This year, in the Year of the Pig, Chinese New Year is observed between the 5th and the 19th of February. Chinese New Year, also referred to as the Spring Festival, is the most important holiday and festival period in China. Unlike in Western society, years do not begin on the 1st of January, and this festival, one of the world’s most widely observed, is also associated with many customs, myths and superstitions.
Not observing this holiday myself, however, it was necessary to conduct some research prior to writing this blog entry. With the main focus of our exhibition centering on tea, I decided to look into the practice of tea drinking during Chinese New Year.
I discovered that, traditionally, black, pu’erh [post fermented dark tea] and oolong tea is drunk on the first day of Chinese New Year, flavoured with candied vegetables or fruits. In the morning, elders sit in the most comfortable seat in the house, and wait for the younger generations to present the tea.
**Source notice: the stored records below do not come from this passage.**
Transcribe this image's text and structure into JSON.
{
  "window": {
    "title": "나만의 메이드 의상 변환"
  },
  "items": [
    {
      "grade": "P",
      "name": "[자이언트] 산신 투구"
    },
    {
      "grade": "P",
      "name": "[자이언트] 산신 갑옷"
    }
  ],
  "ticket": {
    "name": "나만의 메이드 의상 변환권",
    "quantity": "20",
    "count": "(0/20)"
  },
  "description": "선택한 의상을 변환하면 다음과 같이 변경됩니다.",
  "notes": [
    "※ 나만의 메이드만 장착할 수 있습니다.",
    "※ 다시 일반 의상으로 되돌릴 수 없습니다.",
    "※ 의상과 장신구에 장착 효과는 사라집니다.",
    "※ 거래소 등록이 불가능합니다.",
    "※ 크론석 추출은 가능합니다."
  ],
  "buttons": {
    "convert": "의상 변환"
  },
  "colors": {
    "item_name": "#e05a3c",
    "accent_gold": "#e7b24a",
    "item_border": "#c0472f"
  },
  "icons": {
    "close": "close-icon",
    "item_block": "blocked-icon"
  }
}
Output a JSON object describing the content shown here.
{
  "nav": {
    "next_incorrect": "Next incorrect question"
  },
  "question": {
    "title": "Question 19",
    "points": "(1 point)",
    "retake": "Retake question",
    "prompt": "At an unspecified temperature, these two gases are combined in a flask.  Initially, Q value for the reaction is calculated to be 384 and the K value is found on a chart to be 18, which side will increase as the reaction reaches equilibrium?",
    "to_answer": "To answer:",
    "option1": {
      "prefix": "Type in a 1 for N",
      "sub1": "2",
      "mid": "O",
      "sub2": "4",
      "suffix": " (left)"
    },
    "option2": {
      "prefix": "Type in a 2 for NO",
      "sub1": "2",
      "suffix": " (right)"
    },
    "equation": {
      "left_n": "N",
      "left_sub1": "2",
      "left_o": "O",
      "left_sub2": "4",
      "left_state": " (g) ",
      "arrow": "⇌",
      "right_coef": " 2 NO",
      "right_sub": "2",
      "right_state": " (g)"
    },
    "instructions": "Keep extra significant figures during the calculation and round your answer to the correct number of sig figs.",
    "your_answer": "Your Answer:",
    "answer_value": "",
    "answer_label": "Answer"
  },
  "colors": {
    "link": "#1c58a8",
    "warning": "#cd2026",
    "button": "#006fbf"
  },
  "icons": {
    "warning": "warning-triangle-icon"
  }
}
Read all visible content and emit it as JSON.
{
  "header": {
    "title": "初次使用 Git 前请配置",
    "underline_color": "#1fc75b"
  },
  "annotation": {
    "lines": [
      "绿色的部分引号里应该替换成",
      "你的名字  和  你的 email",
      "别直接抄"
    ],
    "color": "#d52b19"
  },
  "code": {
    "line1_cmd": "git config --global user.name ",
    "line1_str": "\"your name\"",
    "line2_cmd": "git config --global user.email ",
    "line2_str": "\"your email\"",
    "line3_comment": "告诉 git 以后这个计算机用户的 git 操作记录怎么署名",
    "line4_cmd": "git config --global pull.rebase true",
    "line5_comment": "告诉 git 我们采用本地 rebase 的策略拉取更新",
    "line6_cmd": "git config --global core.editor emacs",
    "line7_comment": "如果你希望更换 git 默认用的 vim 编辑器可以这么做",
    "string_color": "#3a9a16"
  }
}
This should be done in a particular fashion – the handle of the cup should face left for the offerer and right for the receiver when they make the offer, and, once presented, the receiver takes the cup by the handle with one hand and the saucer with the other, whilst “listening to the New Year well wishes from the offerer”.
Armed with this new information, I decided it was time to sample one of these teas for myself. I headed out to a local Asian supermarket to see what they had on offer. I chose a Pu’erh tea made by Golden Sails, which you can see below.
(This was definitely not staged.)
According to the Diary of a Northern Teaist, pu’erh tea was not commonly drunk in the West until fairly recently. It is now growing in popularity, “perhaps as a consequence of its alleged health-giving properties” – it is said that pu’erh tea helps to reduce stress, promote a healthy heart, and increase energy, amongst other claims.
Unfortunately there weren’t any brewing instructions printed in English on the packaging. So, guessing, I brewed it for 3 minutes, to see what results it rendered.
(A close up of the tea.)
Pu’erh tea is meant to be steeped and re-steeped, with the first brewing delivering a darker, richer flavour. On the first brew, a really earthy scent came from the tea – I’ve seen it described as a kind of ‘forest floor after it’s been raining’ smell, which to me is extremely accurate! This translated into the flavour once I sipped it . On the second brewing, the tea was more red in colour. On this occasion, I threw in some dried strawberries from Holland and Barrett (I was not adventurous enough to try candied vegetables!) I can’t say this really added to the flavour in any way, but I enjoyed eating the tea soaked fruits at the end of my second cup.
(Tea wares supplied by the Salvation Army and other such Scottish charity shops.)
The verdict? I’m not convinced that I can be swayed to give up my favourite Earl Grey
just yet. But, it is always fascinating to learn about other customs, practices and consumption, and I was happy to have the opportunity to sample such an interesting tea! Why not try visiting your local tea shop or Asian supermarket and sampling something new to celebrate Chinese New Year 2019? And, if you’d like to check out what the Year of the Pig has in store for your year ahead, you can consult https://chinesenewyear.net/zodiac/pig, as I did.
Until next time…
恭喜发财(gung hei faat coi), 恭喜发财 (gong xǐ fā cái) –
May you have a prosperous New Year!